I’ll choose a fun bunch of hunters or fishermen any day over a group who takes their task outdoors far too seriously. In fact, it’s the group of sportsmen who know how to laugh and tease one another before, during and after the outing whom I want to be around. Those who are so focused and serious on achieving some lofty sporting goal…want little to do with them.
Perhaps that’s why I watch very little outdoors television. It just doesn’t inspire me to watch edited video of hunters performing at the top of their game show after show as if they were some super hero with a bow. I want to see sportsmen razzing each other for a missed shot or a fish that didn’t quite get landed in the boat. The real outdoors contains more misfortunes than achievements and laughter is one of the best medicines to soothe the sometimes painful sting of that reality.
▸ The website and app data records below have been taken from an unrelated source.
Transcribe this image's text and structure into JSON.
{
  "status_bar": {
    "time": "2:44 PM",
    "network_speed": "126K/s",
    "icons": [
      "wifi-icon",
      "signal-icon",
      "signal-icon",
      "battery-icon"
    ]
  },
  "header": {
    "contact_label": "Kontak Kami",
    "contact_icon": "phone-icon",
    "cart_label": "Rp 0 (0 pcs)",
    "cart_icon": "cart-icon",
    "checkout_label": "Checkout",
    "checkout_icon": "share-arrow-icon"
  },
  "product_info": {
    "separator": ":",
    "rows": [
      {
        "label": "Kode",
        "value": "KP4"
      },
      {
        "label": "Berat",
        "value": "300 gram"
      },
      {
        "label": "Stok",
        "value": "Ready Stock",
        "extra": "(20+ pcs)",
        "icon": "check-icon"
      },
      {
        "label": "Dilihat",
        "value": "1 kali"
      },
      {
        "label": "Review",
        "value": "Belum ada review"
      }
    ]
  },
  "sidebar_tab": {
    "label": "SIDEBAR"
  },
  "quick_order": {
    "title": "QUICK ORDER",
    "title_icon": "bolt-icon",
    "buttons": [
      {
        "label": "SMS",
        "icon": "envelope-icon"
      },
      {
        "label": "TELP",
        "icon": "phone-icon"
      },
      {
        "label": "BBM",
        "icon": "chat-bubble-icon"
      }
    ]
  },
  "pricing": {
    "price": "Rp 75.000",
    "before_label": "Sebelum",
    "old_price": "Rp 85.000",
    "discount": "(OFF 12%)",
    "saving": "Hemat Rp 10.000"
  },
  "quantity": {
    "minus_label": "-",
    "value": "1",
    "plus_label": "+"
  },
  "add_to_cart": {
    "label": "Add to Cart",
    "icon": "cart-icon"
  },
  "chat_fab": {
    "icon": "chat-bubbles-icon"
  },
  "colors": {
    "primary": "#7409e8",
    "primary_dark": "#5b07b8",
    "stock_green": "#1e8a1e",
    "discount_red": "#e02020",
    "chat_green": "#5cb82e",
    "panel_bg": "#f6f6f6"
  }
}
And that’s why I like deer camp.
It certainly doesn’t take meat hanging from the deer pole to generate a good story. In fact, some of the best stories often end with an unfilled possession tag still in the hunter’s pocket.
This past weekend my buddy, Mitch, had taken several shots at deer with no luck. Of course, the obvious banter revolved around the fact maybe at the age of 52 he finally needs glasses to see things better. After some good-natured teasing Mitch’s son whispers a confession to me. “Dad just got glasses but he doesn’t want you guys to know about it. He was having trouble in the deer stand keeping them from fogging up.”
You know what that’s called? That little tidbit of disclosed information in secrecy is called fodder. Fodder for continued harassment and amped up commenting about needing glasses. Oh, Mitch has shot and missed a deer since that information discovery…and you can believe now with renewed enthusiasm we commented about his eyes obviously going to hell quickly considering he’s reached middle age.
And that’s what the outdoors should be about. Not bullying or relentless griping about how someone is a failure in life, but a friendly give and take that is interrupted occasionally by smiles and laughter.
Honestly, when you take the fun out of the outdoors for me it becomes a chore. I don’t voluntarily get up early and go sit out in a boat during the rain just to catch fish. I do it to both catch fish and to experience the process of catching those fish. Often times its the happenings and down-right discomfort about the experience that gets long remembered afterwards.
Certainly, I’m not saying how a person shouldn’t go out on the lake or into the woods focused and serious about why they are out in the first place. But, I do think that today more than ever there is a pressure on sportsmen to succeed. That pressure comes from TV, it comes from industry experts giving seminars, it comes from an array of products promising the world if they get used in the field or on the lake.
Truth is, the savvy sportsman knows when to funnel the mental energy into concentrating and focusing on the techniques that put them in the best position to score. And at the end of the day, rather than beat yourself up because expectations were not achieved…find a way to laugh at yourself and others. For it is the mature hunter who best appreciates how laughter is the best way to decompress from a stressful day spent in the outdoors world.
©2013 Jim Braaten. All Rights Reserved. No Reproduction without Prior Permission.